Volkswagen, the market leader in China, said on Friday that its production and sales were falling in the country because of an ever worsening chip shortage and problems in Southeast Asia.

Finding Strength in Exports

For months, economists have made the same prediction: the fast growth of China’s exports cannot last.

The economists were wrong.

China’s exports kept surging through the third quarter and finished strong, up 28.1% in September compared with the same month last year. China posted its third-highest monthly trade surplus ever last month.

China has essentially maintained its strength in exports ever since its economy emerged from the pandemic in the spring of last year.
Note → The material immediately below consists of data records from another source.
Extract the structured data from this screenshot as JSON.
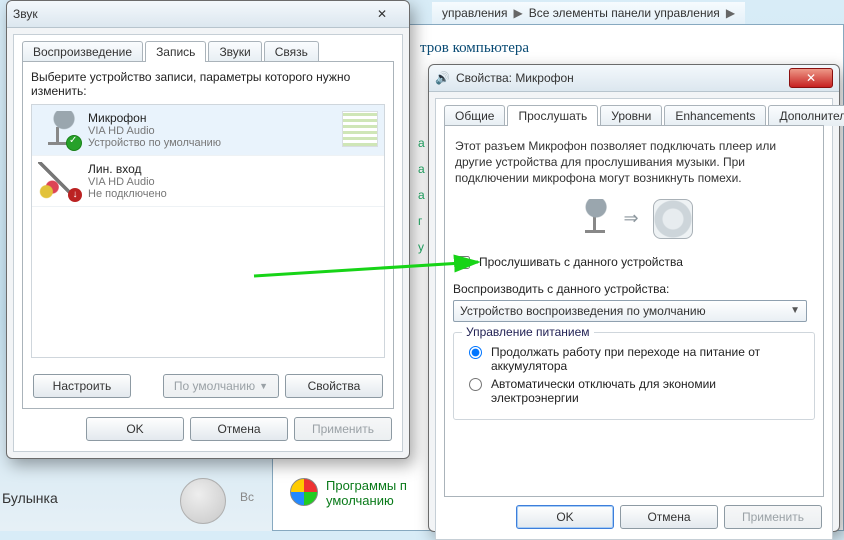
{
  "breadcrumb": {
    "a": "управления",
    "b": "Все элементы панели управления"
  },
  "bg": {
    "heading": "тров компьютера",
    "bulynka": "Булынка",
    "bce": "Вс",
    "prog_line1": "Программы п",
    "prog_line2": "умолчанию",
    "side_items": [
      "а",
      "а",
      "а",
      "г",
      "у"
    ]
  },
  "sound": {
    "title": "Звук",
    "tabs": [
      "Воспроизведение",
      "Запись",
      "Звуки",
      "Связь"
    ],
    "active_tab": 1,
    "hint": "Выберите устройство записи, параметры которого нужно изменить:",
    "devices": [
      {
        "name": "Микрофон",
        "driver": "VIA HD Audio",
        "status": "Устройство по умолчанию",
        "selected": true,
        "level": true,
        "icon": "mic",
        "ok": true
      },
      {
        "name": "Лин. вход",
        "driver": "VIA HD Audio",
        "status": "Не подключено",
        "selected": false,
        "level": false,
        "icon": "line",
        "down": true
      }
    ],
    "btn_configure": "Настроить",
    "btn_default": "По умолчанию",
    "btn_props": "Свойства",
    "btn_ok": "OK",
    "btn_cancel": "Отмена",
    "btn_apply": "Применить"
  },
  "props": {
    "title": "Свойства: Микрофон",
    "tabs": [
      "Общие",
      "Прослушать",
      "Уровни",
      "Enhancements",
      "Дополнительно"
    ],
    "active_tab": 1,
    "note": "Этот разъем Микрофон позволяет подключать плеер или другие устройства для прослушивания музыки. При подключении микрофона могут возникнуть помехи.",
    "listen_label": "Прослушивать с данного устройства",
    "listen_checked": false,
    "playthru_label": "Воспроизводить с данного устройства:",
    "playthru_value": "Устройство воспроизведения по умолчанию",
    "power_group": "Управление питанием",
    "power_opt1": "Продолжать работу при переходе на питание от аккумулятора",
    "power_opt2": "Автоматически отключать для экономии электроэнергии",
    "power_selected": 0,
    "btn_ok": "OK",
    "btn_cancel": "Отмена",
    "btn_apply": "Применить"
  }
}
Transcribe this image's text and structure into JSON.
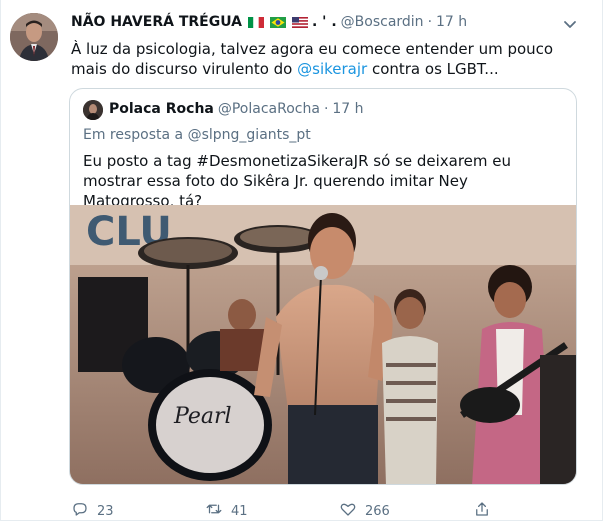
{
  "tweet": {
    "author_name": "NÃO HAVERÁ TRÉGUA",
    "flag_suffix": ". ' .",
    "handle": "@Boscardin",
    "separator": "·",
    "time": "17 h",
    "text_before": "À luz da psicologia, talvez agora eu comece entender um pouco mais do discurso virulento do ",
    "mention": "@sikerajr",
    "text_after": " contra os LGBT..."
  },
  "quoted": {
    "author_name": "Polaca Rocha",
    "handle": "@PolacaRocha",
    "separator": "·",
    "time": "17 h",
    "replying_to": "Em resposta a @slpng_giants_pt",
    "text": "Eu posto a tag #DesmonetizaSikeraJR só se deixarem eu mostrar essa foto do Sikêra Jr. querendo imitar Ney Matogrosso, tá?",
    "photo_sign_text": "CLU"
  },
  "actions": {
    "reply_count": "23",
    "retweet_count": "41",
    "like_count": "266"
  },
  "icons": {
    "more": "more-icon",
    "reply": "reply-icon",
    "retweet": "retweet-icon",
    "like": "heart-icon",
    "share": "share-icon"
  },
  "colors": {
    "link": "#1b95e0",
    "secondary": "#5b7083",
    "border": "#cfd9de"
  }
}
As much of the world hunkered down at home, families splurged on consumer electronics, furniture, clothing and other goods that China manufactures in abundance.

The export boom, though, is creating another source of tension between the United States and China.

Katherine Tai, the U.S. trade representative, suggested in a speech two weeks ago that China’s export prowess was partly the result of subsidies and other unfair practices. “For too long, China’s lack of adherence to global trading norms has undercut the prosperity of Americans and others around the world,” she said.

But Chinese officials and experts contend that the country’s success is the result of a strong work ethic and consistent, large investments in manufacturing. They are quick to point out that by bringing the pandemic firmly under control within several weeks early last year, China was able to reopen its factories and offices quickly.

“We have very strong supply, but weak demand,” said Tu Xinquan, the executive dean of the China Institute for World Trade Organization Studies at the University of International Business and Technology in Beijing. “So companies have to export.”